[AVAILABLE DATA]:
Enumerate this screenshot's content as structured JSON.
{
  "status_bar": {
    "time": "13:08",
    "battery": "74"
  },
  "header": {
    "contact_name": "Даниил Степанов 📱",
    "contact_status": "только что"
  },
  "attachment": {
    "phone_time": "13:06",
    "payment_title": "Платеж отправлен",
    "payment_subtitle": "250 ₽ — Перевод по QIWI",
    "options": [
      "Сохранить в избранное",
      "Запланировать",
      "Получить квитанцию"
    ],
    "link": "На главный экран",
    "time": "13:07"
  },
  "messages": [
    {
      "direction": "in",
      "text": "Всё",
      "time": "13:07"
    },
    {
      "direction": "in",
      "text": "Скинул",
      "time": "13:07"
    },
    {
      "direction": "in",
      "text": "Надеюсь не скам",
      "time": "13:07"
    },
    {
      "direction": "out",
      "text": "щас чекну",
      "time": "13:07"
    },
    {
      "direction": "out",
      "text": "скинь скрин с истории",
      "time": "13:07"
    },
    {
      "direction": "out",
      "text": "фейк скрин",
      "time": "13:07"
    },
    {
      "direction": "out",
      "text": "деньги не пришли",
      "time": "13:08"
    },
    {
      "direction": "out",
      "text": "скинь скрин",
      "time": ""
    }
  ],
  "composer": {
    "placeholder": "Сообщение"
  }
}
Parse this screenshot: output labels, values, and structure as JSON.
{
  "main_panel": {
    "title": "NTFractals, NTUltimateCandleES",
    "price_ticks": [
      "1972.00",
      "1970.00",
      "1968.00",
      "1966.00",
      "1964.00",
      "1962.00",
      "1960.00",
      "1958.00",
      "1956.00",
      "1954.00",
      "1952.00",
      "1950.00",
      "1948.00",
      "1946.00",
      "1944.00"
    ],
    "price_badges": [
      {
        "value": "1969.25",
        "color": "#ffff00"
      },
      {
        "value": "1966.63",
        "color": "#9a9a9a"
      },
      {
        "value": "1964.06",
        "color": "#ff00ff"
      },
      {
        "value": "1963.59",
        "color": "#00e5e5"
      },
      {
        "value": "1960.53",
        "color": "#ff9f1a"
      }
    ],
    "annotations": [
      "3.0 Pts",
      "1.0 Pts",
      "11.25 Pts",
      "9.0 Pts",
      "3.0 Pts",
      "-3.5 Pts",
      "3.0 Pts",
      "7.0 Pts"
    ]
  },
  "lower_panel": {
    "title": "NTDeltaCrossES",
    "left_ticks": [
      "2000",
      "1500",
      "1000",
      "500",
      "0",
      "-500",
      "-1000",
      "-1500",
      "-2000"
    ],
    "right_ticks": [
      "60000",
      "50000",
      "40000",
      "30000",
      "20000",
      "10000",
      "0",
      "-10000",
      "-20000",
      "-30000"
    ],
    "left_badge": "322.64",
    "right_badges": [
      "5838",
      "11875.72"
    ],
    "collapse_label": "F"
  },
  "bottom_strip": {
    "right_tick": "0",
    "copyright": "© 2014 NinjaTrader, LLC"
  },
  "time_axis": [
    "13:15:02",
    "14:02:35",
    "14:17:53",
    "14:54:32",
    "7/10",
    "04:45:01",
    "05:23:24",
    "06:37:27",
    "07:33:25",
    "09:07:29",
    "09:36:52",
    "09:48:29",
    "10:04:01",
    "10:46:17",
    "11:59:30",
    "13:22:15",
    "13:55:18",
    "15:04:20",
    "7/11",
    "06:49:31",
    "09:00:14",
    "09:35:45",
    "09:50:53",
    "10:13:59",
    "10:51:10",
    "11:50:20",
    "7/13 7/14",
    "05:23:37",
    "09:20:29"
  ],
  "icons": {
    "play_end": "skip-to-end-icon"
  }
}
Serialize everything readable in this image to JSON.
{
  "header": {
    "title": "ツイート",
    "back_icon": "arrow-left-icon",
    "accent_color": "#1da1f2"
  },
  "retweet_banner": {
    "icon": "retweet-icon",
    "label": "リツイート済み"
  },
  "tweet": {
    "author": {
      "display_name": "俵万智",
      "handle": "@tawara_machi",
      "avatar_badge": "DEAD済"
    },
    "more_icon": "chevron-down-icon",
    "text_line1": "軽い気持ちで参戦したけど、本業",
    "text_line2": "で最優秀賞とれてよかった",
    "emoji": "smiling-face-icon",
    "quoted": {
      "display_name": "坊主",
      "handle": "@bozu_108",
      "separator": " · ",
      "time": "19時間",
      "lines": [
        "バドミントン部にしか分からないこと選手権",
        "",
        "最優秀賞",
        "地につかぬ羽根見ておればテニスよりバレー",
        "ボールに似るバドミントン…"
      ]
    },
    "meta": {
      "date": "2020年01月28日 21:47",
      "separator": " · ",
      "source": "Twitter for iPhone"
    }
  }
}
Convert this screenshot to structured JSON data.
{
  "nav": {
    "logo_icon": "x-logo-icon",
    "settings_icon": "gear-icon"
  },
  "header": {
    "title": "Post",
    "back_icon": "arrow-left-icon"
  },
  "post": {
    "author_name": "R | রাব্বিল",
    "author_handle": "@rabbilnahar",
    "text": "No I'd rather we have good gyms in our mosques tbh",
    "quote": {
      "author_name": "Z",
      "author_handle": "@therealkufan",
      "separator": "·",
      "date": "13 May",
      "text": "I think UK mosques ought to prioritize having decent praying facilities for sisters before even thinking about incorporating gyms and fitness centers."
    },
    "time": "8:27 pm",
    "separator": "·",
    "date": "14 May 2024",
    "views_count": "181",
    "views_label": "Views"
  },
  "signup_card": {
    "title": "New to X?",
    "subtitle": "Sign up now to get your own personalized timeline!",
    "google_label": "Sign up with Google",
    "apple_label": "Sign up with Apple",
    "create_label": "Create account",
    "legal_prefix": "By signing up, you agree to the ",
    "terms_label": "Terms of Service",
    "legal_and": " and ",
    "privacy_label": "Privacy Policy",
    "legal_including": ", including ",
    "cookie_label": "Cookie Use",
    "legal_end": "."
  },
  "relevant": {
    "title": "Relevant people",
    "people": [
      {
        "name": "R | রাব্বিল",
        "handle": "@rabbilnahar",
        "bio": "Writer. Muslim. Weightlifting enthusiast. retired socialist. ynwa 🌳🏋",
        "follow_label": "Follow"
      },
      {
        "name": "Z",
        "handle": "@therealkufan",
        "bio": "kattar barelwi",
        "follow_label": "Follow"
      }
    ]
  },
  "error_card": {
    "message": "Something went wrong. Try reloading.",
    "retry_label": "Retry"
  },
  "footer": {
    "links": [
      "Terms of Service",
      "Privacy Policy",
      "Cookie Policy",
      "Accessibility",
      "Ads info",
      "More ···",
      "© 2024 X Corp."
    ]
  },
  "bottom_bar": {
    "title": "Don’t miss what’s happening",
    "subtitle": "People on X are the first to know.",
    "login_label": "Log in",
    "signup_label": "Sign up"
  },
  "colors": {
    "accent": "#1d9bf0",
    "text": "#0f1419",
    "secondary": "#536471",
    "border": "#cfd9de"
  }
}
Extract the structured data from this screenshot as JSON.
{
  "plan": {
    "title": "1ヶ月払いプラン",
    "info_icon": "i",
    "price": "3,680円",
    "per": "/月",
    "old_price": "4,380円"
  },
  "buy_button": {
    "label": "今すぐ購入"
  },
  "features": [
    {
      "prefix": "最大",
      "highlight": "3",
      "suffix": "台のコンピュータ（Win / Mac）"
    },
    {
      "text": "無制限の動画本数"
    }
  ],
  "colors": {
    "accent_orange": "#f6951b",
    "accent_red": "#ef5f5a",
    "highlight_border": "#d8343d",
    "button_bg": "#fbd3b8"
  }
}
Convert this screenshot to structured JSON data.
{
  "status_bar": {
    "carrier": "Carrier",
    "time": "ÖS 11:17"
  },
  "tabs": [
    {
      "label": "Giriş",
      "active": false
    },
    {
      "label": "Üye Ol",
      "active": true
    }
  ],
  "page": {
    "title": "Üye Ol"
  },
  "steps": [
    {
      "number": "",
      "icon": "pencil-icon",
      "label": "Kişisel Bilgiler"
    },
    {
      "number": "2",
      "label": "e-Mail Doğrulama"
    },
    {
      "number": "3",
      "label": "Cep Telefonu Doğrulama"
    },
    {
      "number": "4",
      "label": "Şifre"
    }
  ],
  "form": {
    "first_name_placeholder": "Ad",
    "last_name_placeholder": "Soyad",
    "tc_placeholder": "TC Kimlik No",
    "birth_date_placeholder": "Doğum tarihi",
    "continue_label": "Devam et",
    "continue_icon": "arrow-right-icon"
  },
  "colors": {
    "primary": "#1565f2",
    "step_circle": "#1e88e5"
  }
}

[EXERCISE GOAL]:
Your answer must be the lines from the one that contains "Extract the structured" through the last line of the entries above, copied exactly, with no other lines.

[EXERCISE RESPONSE]:
Extract the structured data from this screenshot as JSON.
{
  "plan": {
    "title": "1ヶ月払いプラン",
    "info_icon": "i",
    "price": "3,680円",
    "per": "/月",
    "old_price": "4,380円"
  },
  "buy_button": {
    "label": "今すぐ購入"
  },
  "features": [
    {
      "prefix": "最大",
      "highlight": "3",
      "suffix": "台のコンピュータ（Win / Mac）"
    },
    {
      "text": "無制限の動画本数"
    }
  ],
  "colors": {
    "accent_orange": "#f6951b",
    "accent_red": "#ef5f5a",
    "highlight_border": "#d8343d",
    "button_bg": "#fbd3b8"
  }
}
Convert this screenshot to structured JSON data.
{
  "status_bar": {
    "carrier": "Carrier",
    "time": "ÖS 11:17"
  },
  "tabs": [
    {
      "label": "Giriş",
      "active": false
    },
    {
      "label": "Üye Ol",
      "active": true
    }
  ],
  "page": {
    "title": "Üye Ol"
  },
  "steps": [
    {
      "number": "",
      "icon": "pencil-icon",
      "label": "Kişisel Bilgiler"
    },
    {
      "number": "2",
      "label": "e-Mail Doğrulama"
    },
    {
      "number": "3",
      "label": "Cep Telefonu Doğrulama"
    },
    {
      "number": "4",
      "label": "Şifre"
    }
  ],
  "form": {
    "first_name_placeholder": "Ad",
    "last_name_placeholder": "Soyad",
    "tc_placeholder": "TC Kimlik No",
    "birth_date_placeholder": "Doğum tarihi",
    "continue_label": "Devam et",
    "continue_icon": "arrow-right-icon"
  },
  "colors": {
    "primary": "#1565f2",
    "step_circle": "#1e88e5"
  }
}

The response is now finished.